It’s your choice, but clients often make a sign or banner to have photos taken with, and I love it! Those often get tossed to the side in all the chaos afterwards, so don’t stress if you decide not to bring something. You’ll still have beautiful photos.
The Voice of the Eagle will make announcements about the flight, typically at 2 hours, 1 hour, 30 minutes and 10 minutes. At 10 minutes, we get to head outside to the gated off portion of the flightline. This is where the nerves hit an all time high, and it’s ok! Don’t feel awkward if those tears start rolling, it’s an emotional roller coaster while you are waiting. Once the plane lands, there’s what feels like an eternity stretching by as the band marches out, the Soldiers get directions on the plane and then finally…yes, finally…the Soldiers are getting off the plane!! I move with my clients, so if you want to shift and try to get a closer look, we absolutely can!

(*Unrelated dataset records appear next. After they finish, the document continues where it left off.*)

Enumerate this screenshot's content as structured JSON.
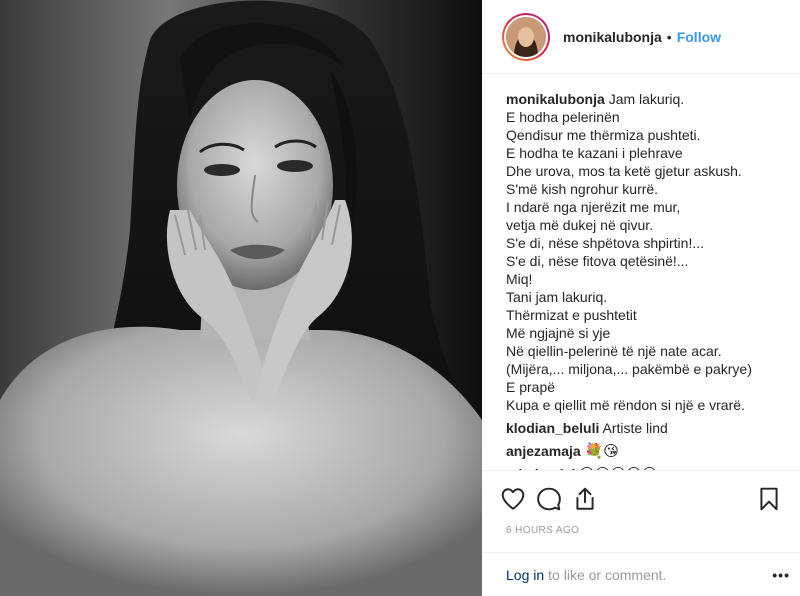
{
  "post": {
    "author": "monikalubonja",
    "separator": "•",
    "follow_label": "Follow",
    "caption": "Jam lakuriq.\nE hodha pelerinën\nQendisur me thërmiza pushteti.\nE hodha te kazani i plehrave\nDhe urova, mos ta ketë gjetur askush.\nS'më kish ngrohur kurrë.\nI ndarë nga njerëzit me mur,\nvetja më dukej në qivur.\nS'e di, nëse shpëtova shpirtin!...\nS'e di, nëse fitova qetësinë!...\nMiq!\nTani jam lakuriq.\nThërmizat e pushtetit\nMë ngjajnë si yje\nNë qiellin-pelerinë të një nate acar.\n(Mijëra,... miljona,... pakëmbë e pakrye)\nE prapë\nKupa e qiellit më rëndon si një e vrarë.",
    "timestamp": "6 HOURS AGO"
  },
  "comments": [
    {
      "user": "klodian_beluli",
      "text": "Artiste lind"
    },
    {
      "user": "anjezamaja",
      "text": "💐😘"
    },
    {
      "user": "mitakonisi",
      "text": "😍😍😍😍😍"
    }
  ],
  "actions": {
    "like": "heart-icon",
    "comment": "comment-icon",
    "share": "share-icon",
    "save": "bookmark-icon"
  },
  "footer": {
    "login_link": "Log in",
    "login_rest": "to like or comment.",
    "more_label": "•••"
  },
  "colors": {
    "follow": "#3897f0",
    "link": "#003569",
    "muted": "#999999",
    "border": "#efefef"
  }
}
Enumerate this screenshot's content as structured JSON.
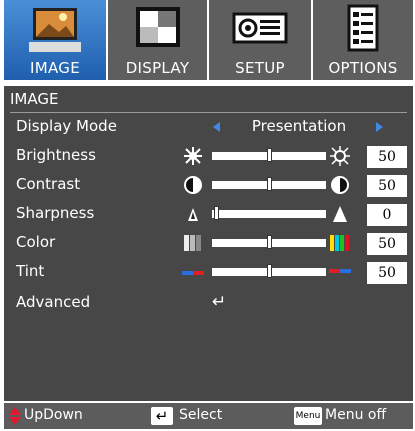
{
  "tabs": [
    {
      "label": "IMAGE",
      "icon": "image-icon",
      "active": true
    },
    {
      "label": "DISPLAY",
      "icon": "display-icon",
      "active": false
    },
    {
      "label": "SETUP",
      "icon": "projector-icon",
      "active": false
    },
    {
      "label": "OPTIONS",
      "icon": "options-icon",
      "active": false
    }
  ],
  "panel": {
    "title": "IMAGE",
    "display_mode": {
      "label": "Display Mode",
      "value": "Presentation"
    },
    "sliders": [
      {
        "label": "Brightness",
        "value": "50",
        "level": 0.5,
        "left_icon": "sun-small-icon",
        "right_icon": "sun-large-icon"
      },
      {
        "label": "Contrast",
        "value": "50",
        "level": 0.5,
        "left_icon": "contrast-icon",
        "right_icon": "contrast-icon"
      },
      {
        "label": "Sharpness",
        "value": "0",
        "level": 0.0,
        "left_icon": "sharpness-low-icon",
        "right_icon": "sharpness-high-icon"
      },
      {
        "label": "Color",
        "value": "50",
        "level": 0.5,
        "left_icon": "color-bars-low-icon",
        "right_icon": "color-bars-high-icon"
      },
      {
        "label": "Tint",
        "value": "50",
        "level": 0.5,
        "left_icon": "tint-left-icon",
        "right_icon": "tint-right-icon"
      }
    ],
    "advanced": {
      "label": "Advanced",
      "icon": "enter-icon"
    }
  },
  "footer": {
    "updown_label": "UpDown",
    "select_label": "Select",
    "menu_key": "Menu",
    "menuoff_label": "Menu off"
  },
  "colors": {
    "active_tab": "#2f74c8",
    "panel": "#474747",
    "accent_arrow": "#3f8ae6"
  }
}
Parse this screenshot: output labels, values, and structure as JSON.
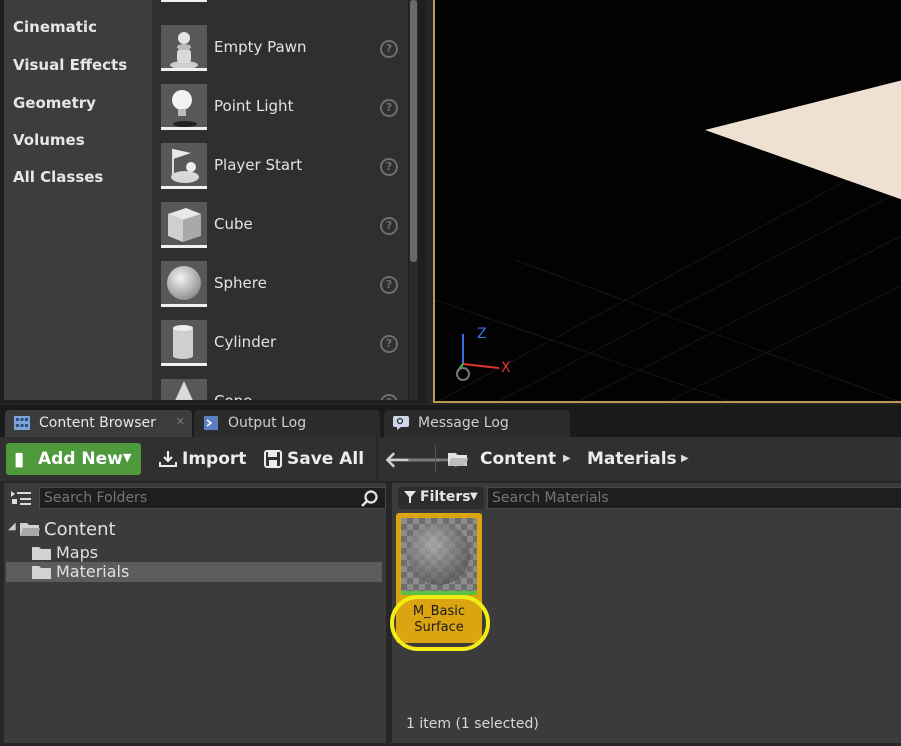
{
  "place_actors": {
    "categories": [
      "Cinematic",
      "Visual Effects",
      "Geometry",
      "Volumes",
      "All Classes"
    ],
    "actors": [
      {
        "label": "Empty Pawn",
        "icon": "pawn-icon"
      },
      {
        "label": "Point Light",
        "icon": "lightbulb-icon"
      },
      {
        "label": "Player Start",
        "icon": "player-start-icon"
      },
      {
        "label": "Cube",
        "icon": "cube-icon"
      },
      {
        "label": "Sphere",
        "icon": "sphere-icon"
      },
      {
        "label": "Cylinder",
        "icon": "cylinder-icon"
      },
      {
        "label": "Cone",
        "icon": "cone-icon"
      }
    ],
    "help_glyph": "?"
  },
  "viewport": {
    "axis_labels": {
      "x": "X",
      "z": "Z"
    },
    "colors": {
      "x": "#e0352b",
      "y": "#3ad33a",
      "z": "#3b6fe0",
      "frame": "#b89a55"
    }
  },
  "tabs": [
    {
      "label": "Content Browser",
      "active": true,
      "icon": "content-browser-icon"
    },
    {
      "label": "Output Log",
      "active": false,
      "icon": "output-log-icon"
    },
    {
      "label": "Message Log",
      "active": false,
      "icon": "message-log-icon"
    }
  ],
  "toolbar": {
    "add_new": "Add New",
    "import": "Import",
    "save_all": "Save All",
    "breadcrumbs": [
      "Content",
      "Materials"
    ],
    "accent": "#4e9a3c"
  },
  "folders": {
    "search_placeholder": "Search Folders",
    "tree": [
      {
        "label": "Content",
        "level": 0,
        "selected": false
      },
      {
        "label": "Maps",
        "level": 1,
        "selected": false
      },
      {
        "label": "Materials",
        "level": 1,
        "selected": true
      }
    ]
  },
  "assets": {
    "filters_label": "Filters",
    "search_placeholder": "Search Materials",
    "items": [
      {
        "name": "M_Basic\nSurface",
        "selected": true,
        "highlight_color": "#f2ee14",
        "tile_color": "#dba411"
      }
    ],
    "status": "1 item (1 selected)"
  }
}
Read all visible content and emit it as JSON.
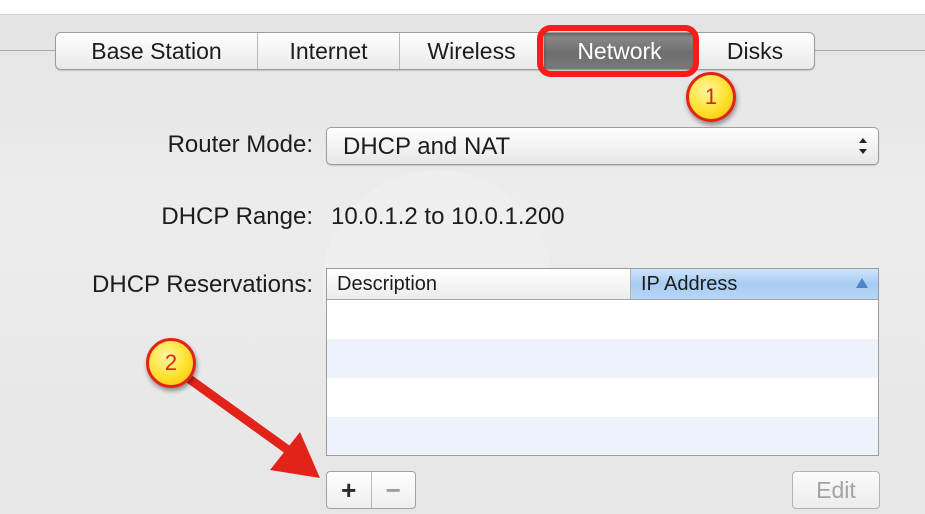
{
  "tabs": [
    {
      "label": "Base Station",
      "selected": false
    },
    {
      "label": "Internet",
      "selected": false
    },
    {
      "label": "Wireless",
      "selected": false
    },
    {
      "label": "Network",
      "selected": true
    },
    {
      "label": "Disks",
      "selected": false
    }
  ],
  "callouts": {
    "one": "1",
    "two": "2"
  },
  "router_mode": {
    "label": "Router Mode:",
    "value": "DHCP and NAT"
  },
  "dhcp_range": {
    "label": "DHCP Range:",
    "value": "10.0.1.2 to 10.0.1.200"
  },
  "reservations": {
    "label": "DHCP Reservations:",
    "columns": [
      "Description",
      "IP Address"
    ],
    "rows": []
  },
  "buttons": {
    "add": "+",
    "remove": "−",
    "edit": "Edit"
  },
  "colors": {
    "highlight": "#ff1a1a",
    "callout_fill": "#ffe02b",
    "arrow": "#e2231a",
    "selected_tab": "#7a7a7a",
    "sort_header": "#a7ccf3"
  }
}
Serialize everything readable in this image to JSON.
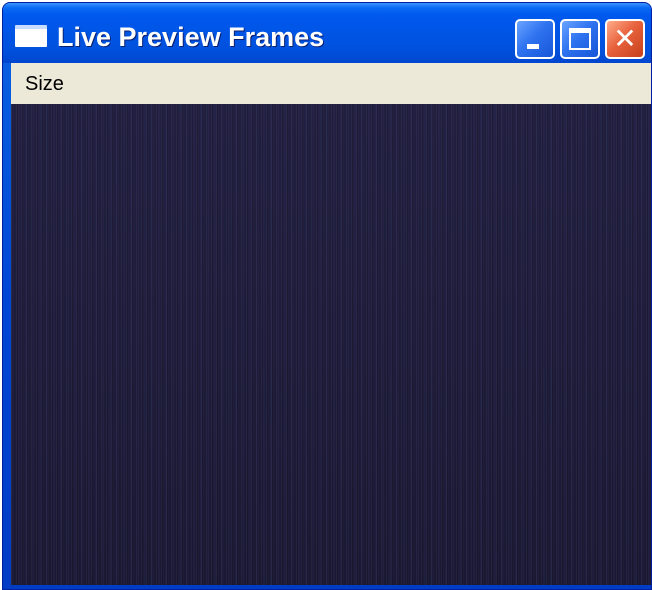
{
  "window": {
    "title": "Live Preview Frames",
    "icon": "window-icon",
    "controls": {
      "minimize_icon": "minimize-icon",
      "maximize_icon": "maximize-icon",
      "close_icon": "close-icon",
      "close_glyph": "✕"
    }
  },
  "menubar": {
    "items": [
      {
        "label": "Size"
      }
    ]
  },
  "preview": {
    "background": "#1b1a36"
  },
  "colors": {
    "titlebar": "#0055e5",
    "close_button": "#e8633d",
    "menubar": "#ece9d8"
  }
}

Once the Soldiers deplane, we head inside to wait just another moment for the commanding general (or person sent in his place) to say a few words no one remembers, and then yell those sweet little words…“OPEN THOSE DOORS!!” And everyone cheers, the band plays and in walk those dang boots you can’t wait to trip over by the front door.
At this point, the speaker keeps it short, we sing a few songs (because the Army loves to sing) and then you hear the best words of the entire thing “dismissed!” by the chalk commander. Cue mad dash into the center where everyone starts looking for their person. Again, try to coordinate a general area where your Soldier knows to head towards! This helps cut down on the confusion, and trust me…the more Soldiers coming home, the bigger the confusion. Don’t worry about me, I stick close to you until you find your Soldier, then I blend quietly into the background while you get that first embrace, that first kiss, and the whole world goes silent for a brief, beautiful moment. Because you did it. You survived. Your Soldier is home. And whatever else happens, the deployment is over.
You’ll get 15 minutes of family time to say hello. Normally I give the first few minutes to candid interactions-lots of hugs, kisses, the need to keep a hand on them at all times, because if you don’t it won’t feel real, all of that. I like to stay out of your way. I’ll pop in and out to grab a few posed, hey look at me photos, but my style is to let those natural moments occur.
Alex says, “I was scared my boys wouldn’t react well to my husband, but they remembered him and took up to him right away. It’s like he never left.”
Fifteen minutes will pass way quicker than you think, and the Soldiers will form back up to head to their unit area. There’s some inprocessing stuff they have to do, weapons turn-in, etc., which can take some time-depending on the unit. You’ll head out of the hanger, and pick up your Soldier at their unit. And that’s that!
I hope this helped give you an idea of what to picture, I hope Murphy’s Law isn’t kicking your butt too hard, and I hope your countdown goes as quickly as possible. If you have questions, please don’t hesitate to contact me! I don’t have to be your photographer either, I’m happy to help. There are so many nerves on this day-what if they don’t recognize me, what if they aren’t the same, what will they think when they see me, I can’t believe this day is here, etc. and it’s all normal! You aren’t alone. And you’ve got this! Happy homecoming!!